By Tyler Allen Explore Big Sky Associate Editor
BIG SKY – If you own apparel adorned with the logo of your favorite Big Sky business, chances are Josh Tozier printed it. Tozier and Alaina Stinson’s Big Sky Shirt Co. has printed T-shirts, jackets or hoodies for the Big Sky Fire Department, Blue Moon Bakery and Grizzly Outfitter’s Rental/Repair shop, to name a few.
Tozier and Stinson both grew up in Waterville, Maine and after living separately in locations around the west, reconnected in Big Sky when Tozier moved from Lakewood, Colo. in November 2008. He was doing freelance graphic design work for clients back in Lakewood and locally, but was tired of doing web design.
“I was working at Grizzly Outfitters at the time, and Josh was doing freelance graphic design, but had always wanted to create his own clothing line,” Stinson said. After looking into getting his designs screen printed elsewhere, they decided to buy their own equipment and purchased a press from Bozeman’s Sven Gear in 2010.
They started the business in their garage on Rainbow Trout Run and began peddling their wares at farmers markets. Soon, people began asking when they were going to open a store, Stinson recalls.
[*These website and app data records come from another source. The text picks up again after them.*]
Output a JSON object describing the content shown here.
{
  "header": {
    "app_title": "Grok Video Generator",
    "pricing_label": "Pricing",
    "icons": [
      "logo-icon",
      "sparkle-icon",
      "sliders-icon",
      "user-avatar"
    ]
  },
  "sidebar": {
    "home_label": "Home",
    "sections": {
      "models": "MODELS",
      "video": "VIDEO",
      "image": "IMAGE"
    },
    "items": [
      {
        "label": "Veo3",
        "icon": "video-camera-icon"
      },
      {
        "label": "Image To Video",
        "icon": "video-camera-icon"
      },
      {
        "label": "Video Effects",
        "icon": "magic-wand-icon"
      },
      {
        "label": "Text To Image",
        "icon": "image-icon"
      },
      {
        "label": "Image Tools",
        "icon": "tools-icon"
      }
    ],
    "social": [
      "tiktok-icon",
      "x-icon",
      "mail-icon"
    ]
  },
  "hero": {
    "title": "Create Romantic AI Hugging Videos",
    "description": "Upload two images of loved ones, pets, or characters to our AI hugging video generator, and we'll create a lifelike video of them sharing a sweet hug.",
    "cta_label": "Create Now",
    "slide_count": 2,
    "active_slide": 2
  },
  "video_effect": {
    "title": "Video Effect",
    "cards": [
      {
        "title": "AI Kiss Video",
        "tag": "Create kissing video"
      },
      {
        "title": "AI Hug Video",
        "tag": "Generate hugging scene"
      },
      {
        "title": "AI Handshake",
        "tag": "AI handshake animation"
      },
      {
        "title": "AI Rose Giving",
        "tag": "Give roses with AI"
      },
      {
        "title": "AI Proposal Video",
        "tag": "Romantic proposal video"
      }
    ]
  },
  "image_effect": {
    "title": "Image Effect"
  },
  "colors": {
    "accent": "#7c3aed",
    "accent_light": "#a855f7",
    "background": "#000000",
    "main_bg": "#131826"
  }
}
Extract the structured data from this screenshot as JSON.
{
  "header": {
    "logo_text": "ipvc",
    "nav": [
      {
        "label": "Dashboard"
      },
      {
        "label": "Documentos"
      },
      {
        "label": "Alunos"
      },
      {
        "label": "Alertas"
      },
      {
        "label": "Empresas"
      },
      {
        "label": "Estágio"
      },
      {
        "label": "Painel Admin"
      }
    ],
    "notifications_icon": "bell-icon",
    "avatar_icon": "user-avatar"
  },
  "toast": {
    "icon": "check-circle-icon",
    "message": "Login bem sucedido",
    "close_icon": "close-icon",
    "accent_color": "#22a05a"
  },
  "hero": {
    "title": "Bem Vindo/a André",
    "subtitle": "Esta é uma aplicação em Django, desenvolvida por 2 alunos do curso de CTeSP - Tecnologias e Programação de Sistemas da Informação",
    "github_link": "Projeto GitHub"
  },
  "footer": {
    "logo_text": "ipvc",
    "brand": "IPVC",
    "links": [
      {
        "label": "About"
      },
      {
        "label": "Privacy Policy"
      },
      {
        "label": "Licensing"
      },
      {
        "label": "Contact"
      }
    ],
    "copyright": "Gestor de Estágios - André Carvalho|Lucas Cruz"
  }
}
“We had never really given a store too much thought since we had originally planned to ski during the day and print at night,” she said. “Opening a store was going to take that luxury away.”
They still manage to get a few runs a day and close their retail space on Snowy Mountain Circle – across the parking lot from Gallatin Alpine Sports – until 3 p.m. when there’s six inches or more of fresh snow at the resort. Otherwise, the shop they opened in December 2011 is open 11 a.m. to 8 p.m. daily.
Soon after it opened, Big Sky Shirt Co. was honored with the chamber’s Green Business of the Year in 2012. The water-based inks it uses are environmentally friendly and free of toxic chemicals, and its cleaning products are soy based and biodegradable. All the apparel and accessories are eco-friendly and/or made in the U.S.
“At first we struggled with this decision, because there are a lot of products we desperately wanted to carry, but didn’t meet our standards,” Stinson said. “However, when one door closes, another opens and because of our standards we have found a lot of really unique brands that are doing incredible things.”
They carry bracelets from The Base Project that are hand carved in Namibia from discarded PVC pipe, as well as shirts made from recycled X-ray film.
Walking into the well-lit retail shop, the couple’s commitment to conscious form and function is apparent. They designed and built all the fixtures and reclaimed some of the wood used in the store from the decking torn out of the Hill Condos at Big Sky Resort last summer.
Big Sky Shirt Co. has three part-time employees and plans to hire one or two more screen printers this summer to help in the production shop in the Peaks building, near the Hungry Moose. This is where the magic happens.
To print a garment, Tozier first takes a screen, coats it with emulsion, and puts it in a drying cabinet. He then prints a transparency, takes the dried screen out of the cabinet, etches the design and hits it with light. Once that’s cured, it’s washed away and then put on the press to register it. Finally, the ink is squeezed through the screen onto the apparel and then cured in a conveyor drier, which looks like a giant pizza oven.
The T-shirt company will print logos designed by Tozier, an existing design already in use for a business, or a new concept that Tozier develops with a client. An example of the latter is the Grizzly Outfitter Rental/Repair shop logo, with the bear chomping on a pair of skis.
“Josh is a genius at designing stuff,” said Nick Turner, Grizzly’s Rental/Repair manager. “The old manager wanted a bear eating a pair of skis… I don’t know how to create these things or get them on paper. He’s great at it, [he] just read my mind.”
Tozier and Stinson plan to convert the production shop into a full-service showroom this summer, where clients can choose their screens, ink and different apparel options.